Anyway, what’s also strange about the novel (and strange I didn’t mention it in my initial Goodreads notes) is how King, on this behemoth of a canvas — one the size of The Stand, but zeroed in on just a small population of one rural town — introduces so many plot threads that never go anywhere, are never even picked up again… [Minor spoilers ahead]
There is the body of a murder victim that is made to look like a Halloween scarecrow decoration and left sitting in someone’s front yard. People walk by and assume it’s just a dummy, and I, the reader, am thinking, “Oh boy, when is somebody going to make that discovery?” But nobody ever does.
There are the good guys who burn tons of plot and pages uncovering the corruption among key town leaders (who, it turns out, are running a meth lab, of all things!). That is all rendered moot before anyone can be brought to justice, or even confronted in some dramatic fashion.
There is even a psychic dog and a ghost who try to get key incriminating evidence found (no, I am not making that up). But the evidence is never found, and the dog and the ghost are similarly red herrings never brought up again.

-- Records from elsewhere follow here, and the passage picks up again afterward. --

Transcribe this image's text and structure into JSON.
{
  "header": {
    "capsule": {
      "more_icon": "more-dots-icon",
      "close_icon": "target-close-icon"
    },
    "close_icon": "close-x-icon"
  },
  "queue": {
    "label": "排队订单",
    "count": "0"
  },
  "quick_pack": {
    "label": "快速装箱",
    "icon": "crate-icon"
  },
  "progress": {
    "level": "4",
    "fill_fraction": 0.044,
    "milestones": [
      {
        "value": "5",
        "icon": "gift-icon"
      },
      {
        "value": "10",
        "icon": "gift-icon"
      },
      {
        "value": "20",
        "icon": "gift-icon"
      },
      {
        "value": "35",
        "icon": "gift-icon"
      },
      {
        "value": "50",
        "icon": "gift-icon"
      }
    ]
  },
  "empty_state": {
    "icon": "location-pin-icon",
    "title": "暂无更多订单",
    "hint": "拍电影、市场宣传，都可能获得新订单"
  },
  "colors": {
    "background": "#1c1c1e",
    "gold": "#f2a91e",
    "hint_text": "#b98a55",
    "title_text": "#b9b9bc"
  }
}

Because [MAJOR SPOILER AHEAD] everything goes boom in a great, oxygen-sucking ball of fire before any of it can lead to some satisfying dramatic pay-offs. Like King got about 900 pages in and thought, “Hell, just blow it all up.”
Now, maybe herein lies some great existential commentary about how all of it — all the political machinations, the power grabs and manipulations, the struggles and the pushback, the whole kit-and-kaboodle — is really rendered meaningless when the plug is pulled, the button is pushed, the bomb is dropped. Great. But that’s not typical King, and it makes for some pretty unsatisfactory narrative when you’ve invested a thousand pages into a story.
So, for those who are investing themselves in the characters and the unfolding drama of the TV series, here’s hoping it plays out a little differently than the book.
Oz rating of UNDER THE DOME: 2.5 of 5 stars (the first third is a solid 4 stars; middle third slips to 3; underwhelming ending crashes and burns at about 2-star territory)